Without a doubt, New Zealand’s most memorable comedian, the legendary Billy T James, is brought to life in 21st century New Zealand by “Billy T: Te Movie”. Drawing on archive footage from old stand up routines, TV interviews and present day interviews, the documentary does enough to solidify the legacy of the man behind the black singlet and yellow towel.
William James Te Wehi Taitoko (to give him his birth name) was born to a Scottish mother and Maori father. School teachers and friends characterise Billy as a shy person who was also very gentle. A multitude of people knew Billy – it seems unreal that all these people can be connected simply by knowing a single person.
The film documents the time which Billy spent with the Volcanics band, his night club comedy gigs, the first big breaks which got him into television; followed by the explosion into stardom.

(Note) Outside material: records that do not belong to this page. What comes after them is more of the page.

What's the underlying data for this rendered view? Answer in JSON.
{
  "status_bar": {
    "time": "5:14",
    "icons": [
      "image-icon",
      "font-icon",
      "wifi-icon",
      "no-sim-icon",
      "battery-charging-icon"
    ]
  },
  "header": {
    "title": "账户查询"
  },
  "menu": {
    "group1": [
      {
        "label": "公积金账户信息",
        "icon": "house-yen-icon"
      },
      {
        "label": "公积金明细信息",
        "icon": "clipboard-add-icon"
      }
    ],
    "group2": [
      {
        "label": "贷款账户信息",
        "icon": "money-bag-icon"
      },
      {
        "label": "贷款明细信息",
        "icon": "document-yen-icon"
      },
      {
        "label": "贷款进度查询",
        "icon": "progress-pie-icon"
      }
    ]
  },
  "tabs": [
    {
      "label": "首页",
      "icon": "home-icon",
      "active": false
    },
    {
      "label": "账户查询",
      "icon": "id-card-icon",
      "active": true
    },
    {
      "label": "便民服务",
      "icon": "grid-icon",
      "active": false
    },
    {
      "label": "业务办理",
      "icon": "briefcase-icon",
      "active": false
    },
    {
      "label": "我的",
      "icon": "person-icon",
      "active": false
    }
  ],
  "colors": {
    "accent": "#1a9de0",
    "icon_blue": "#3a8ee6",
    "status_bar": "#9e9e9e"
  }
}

Billy T James was an entertainer, a musician, a comedian, a singer, an actor, a writer and an artist. Director Ian Mune does a sleek job; inside each interview is warmth so real it feels akin to a 20th century Cinderella story where everything is turning out to be alright. Michael Mikaere, who is Billy’s brother, speaks affectionately of the time he and Billy learned that they were related. All of a sudden, everything turns into hugs and smiles. Steve Wrigley, a well regarded comedian in New Zealand, speaks highly of the man. So too does Jim Moriarty, an actor and theatre director.
That elephant in the room remains though. Some former colleagues recall two weaknesses which repeatedly held James back. A poor diet and an incredibly trusting nature. One choice poised Billy for a heart attack (which required a quadruple bypass), while the other left him in a financially dire situation. Matt Elliot, author of the biography ‘Billy T’ writes that all the man ever wanted to do, was make people laugh. It left me wondering what could have happened had his financial and physical heath been more stable. Perhaps a lot more silly Billy, funny ha-ha, entertainment … but stargazing is only possible when the stars still light up the television screens.
What wasn’t well done though, was the sudden acceleration of events when things began getting desperate. Instead of spending time exploring the root cause of what went wrong, it seemed more like a “well it happened” attitude prevailed. Likewise, Billy’s wife Lynn and his daughter Cherie aren’t discussed very much. The reasons for this remain unclear. Both women are certainly the most important people in the entertainer’s life. Some element of Billy’s natural character went unanswered. Like his famous laugh. Was it a cultural caricature or was that just how the fellow laughed? After one screening of the film quite a few scenes really just got thrown together. One cut took us from high school to the Volcanics touring. Wow!
In an air of slightly awkward documentary filmmaking, and a lack of complete coverage, the on-stage charm of Billy T James and the constant warmth radiated by those inspired by him,the film manages a pass mark, albeit only just.